Records from a collection –

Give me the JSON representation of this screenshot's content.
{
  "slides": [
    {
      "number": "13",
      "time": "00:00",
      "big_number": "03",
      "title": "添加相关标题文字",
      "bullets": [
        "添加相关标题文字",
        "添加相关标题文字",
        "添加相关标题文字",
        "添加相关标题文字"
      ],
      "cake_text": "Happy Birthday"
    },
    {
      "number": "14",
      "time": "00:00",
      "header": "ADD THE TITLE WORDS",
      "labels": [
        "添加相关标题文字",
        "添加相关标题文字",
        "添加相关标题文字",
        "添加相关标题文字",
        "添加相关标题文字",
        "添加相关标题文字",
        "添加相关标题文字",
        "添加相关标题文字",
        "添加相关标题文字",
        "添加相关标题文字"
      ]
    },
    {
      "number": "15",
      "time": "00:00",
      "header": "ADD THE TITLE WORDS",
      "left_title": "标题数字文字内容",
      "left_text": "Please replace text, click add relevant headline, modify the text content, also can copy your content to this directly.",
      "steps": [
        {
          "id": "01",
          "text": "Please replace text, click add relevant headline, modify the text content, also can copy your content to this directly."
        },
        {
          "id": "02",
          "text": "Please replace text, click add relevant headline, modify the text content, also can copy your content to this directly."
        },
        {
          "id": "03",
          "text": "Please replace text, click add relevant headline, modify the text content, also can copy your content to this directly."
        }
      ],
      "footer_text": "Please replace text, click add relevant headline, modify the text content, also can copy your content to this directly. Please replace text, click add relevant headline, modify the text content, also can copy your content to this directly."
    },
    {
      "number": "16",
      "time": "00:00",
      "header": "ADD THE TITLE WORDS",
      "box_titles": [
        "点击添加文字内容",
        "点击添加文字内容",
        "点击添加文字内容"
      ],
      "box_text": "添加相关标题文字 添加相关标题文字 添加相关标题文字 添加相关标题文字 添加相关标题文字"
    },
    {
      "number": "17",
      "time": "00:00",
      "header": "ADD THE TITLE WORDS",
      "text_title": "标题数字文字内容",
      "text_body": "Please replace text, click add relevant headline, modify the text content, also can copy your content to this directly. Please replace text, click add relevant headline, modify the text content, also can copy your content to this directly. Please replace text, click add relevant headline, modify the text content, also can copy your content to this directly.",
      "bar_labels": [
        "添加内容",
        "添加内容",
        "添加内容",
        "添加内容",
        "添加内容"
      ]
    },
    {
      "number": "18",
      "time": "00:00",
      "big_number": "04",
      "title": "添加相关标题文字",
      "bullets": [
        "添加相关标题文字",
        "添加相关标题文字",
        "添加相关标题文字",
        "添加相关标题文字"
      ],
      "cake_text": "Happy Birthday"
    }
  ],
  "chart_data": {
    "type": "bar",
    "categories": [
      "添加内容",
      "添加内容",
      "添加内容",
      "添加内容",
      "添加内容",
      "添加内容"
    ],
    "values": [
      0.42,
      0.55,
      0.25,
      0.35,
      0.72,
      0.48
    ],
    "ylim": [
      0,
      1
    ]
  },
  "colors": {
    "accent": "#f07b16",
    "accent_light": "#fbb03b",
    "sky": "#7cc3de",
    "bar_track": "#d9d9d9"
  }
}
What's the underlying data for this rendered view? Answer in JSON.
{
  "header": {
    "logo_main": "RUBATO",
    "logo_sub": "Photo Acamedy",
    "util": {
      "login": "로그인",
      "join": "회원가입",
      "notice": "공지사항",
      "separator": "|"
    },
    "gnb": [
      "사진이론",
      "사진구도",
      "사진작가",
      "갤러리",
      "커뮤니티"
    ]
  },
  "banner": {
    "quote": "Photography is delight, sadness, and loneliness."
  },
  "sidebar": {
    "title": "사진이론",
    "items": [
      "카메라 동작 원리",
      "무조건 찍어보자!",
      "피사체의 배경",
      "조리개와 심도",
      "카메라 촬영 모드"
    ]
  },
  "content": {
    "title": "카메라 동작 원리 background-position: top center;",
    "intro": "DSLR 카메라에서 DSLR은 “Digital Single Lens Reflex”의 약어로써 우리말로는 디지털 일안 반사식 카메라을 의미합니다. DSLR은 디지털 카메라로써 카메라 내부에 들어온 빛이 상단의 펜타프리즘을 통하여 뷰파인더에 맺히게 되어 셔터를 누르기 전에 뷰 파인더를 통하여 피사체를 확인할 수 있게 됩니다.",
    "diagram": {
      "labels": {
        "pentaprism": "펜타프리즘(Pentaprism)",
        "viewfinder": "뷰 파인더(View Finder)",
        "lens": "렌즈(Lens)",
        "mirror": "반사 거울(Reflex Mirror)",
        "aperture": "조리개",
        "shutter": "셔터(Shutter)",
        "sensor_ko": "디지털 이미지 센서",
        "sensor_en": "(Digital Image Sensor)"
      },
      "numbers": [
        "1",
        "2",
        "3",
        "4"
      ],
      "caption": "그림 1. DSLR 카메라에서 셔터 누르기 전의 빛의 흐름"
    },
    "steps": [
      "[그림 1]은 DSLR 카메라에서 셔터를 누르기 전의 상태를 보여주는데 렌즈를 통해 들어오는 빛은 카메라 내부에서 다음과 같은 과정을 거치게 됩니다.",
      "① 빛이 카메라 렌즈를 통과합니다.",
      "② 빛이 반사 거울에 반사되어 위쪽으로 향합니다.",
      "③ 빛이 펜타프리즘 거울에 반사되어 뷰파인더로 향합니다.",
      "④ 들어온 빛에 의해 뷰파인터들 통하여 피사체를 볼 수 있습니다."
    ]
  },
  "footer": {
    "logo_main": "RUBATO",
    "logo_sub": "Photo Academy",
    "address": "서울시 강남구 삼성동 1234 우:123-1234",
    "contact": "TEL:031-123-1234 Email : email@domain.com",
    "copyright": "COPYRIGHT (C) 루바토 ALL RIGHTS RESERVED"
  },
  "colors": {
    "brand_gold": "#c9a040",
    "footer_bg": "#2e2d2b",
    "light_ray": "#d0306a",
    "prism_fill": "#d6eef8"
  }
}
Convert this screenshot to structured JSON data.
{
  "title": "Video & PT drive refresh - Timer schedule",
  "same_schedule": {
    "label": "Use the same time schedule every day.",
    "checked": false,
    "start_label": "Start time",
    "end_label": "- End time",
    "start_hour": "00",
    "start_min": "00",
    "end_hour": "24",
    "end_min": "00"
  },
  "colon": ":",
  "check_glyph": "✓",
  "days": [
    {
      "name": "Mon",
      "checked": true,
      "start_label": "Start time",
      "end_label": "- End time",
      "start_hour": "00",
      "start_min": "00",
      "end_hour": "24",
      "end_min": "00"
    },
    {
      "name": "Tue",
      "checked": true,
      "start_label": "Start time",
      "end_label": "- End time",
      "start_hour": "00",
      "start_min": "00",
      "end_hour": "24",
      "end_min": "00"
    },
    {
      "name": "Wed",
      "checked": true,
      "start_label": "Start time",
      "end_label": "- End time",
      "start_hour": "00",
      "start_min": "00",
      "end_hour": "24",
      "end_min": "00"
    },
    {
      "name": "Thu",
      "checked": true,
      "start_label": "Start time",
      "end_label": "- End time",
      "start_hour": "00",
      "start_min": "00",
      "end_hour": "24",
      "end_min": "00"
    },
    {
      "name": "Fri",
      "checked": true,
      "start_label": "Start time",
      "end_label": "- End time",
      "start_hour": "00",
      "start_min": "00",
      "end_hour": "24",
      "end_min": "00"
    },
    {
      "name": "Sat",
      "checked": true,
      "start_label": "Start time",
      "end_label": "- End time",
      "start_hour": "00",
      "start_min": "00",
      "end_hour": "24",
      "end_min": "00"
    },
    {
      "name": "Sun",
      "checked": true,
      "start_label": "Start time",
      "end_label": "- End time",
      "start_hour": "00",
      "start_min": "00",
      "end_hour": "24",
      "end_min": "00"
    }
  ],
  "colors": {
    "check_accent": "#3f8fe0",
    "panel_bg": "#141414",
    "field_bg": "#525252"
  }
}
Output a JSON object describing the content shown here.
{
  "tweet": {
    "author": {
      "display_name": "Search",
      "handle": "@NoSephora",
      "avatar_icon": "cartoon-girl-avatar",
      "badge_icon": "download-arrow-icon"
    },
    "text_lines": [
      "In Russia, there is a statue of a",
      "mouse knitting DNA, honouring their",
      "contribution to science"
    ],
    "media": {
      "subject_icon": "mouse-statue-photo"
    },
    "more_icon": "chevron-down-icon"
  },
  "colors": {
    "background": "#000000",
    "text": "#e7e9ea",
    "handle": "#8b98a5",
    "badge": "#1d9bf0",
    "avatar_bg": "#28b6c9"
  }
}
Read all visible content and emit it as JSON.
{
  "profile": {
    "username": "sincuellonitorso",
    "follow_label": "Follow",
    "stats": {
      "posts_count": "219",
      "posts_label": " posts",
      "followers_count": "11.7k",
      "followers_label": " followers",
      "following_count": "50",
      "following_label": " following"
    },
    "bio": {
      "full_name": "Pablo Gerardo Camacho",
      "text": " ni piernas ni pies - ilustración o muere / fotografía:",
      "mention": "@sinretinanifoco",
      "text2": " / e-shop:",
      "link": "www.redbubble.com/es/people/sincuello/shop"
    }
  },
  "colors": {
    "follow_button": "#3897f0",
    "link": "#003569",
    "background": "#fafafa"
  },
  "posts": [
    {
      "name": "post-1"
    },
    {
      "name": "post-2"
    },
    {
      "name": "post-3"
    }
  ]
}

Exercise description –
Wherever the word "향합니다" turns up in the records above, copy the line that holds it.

Task output –
      "② 빛이 반사 거울에 반사되어 위쪽으로 향합니다.",
      "③ 빛이 펜타프리즘 거울에 반사되어 뷰파인더로 향합니다.",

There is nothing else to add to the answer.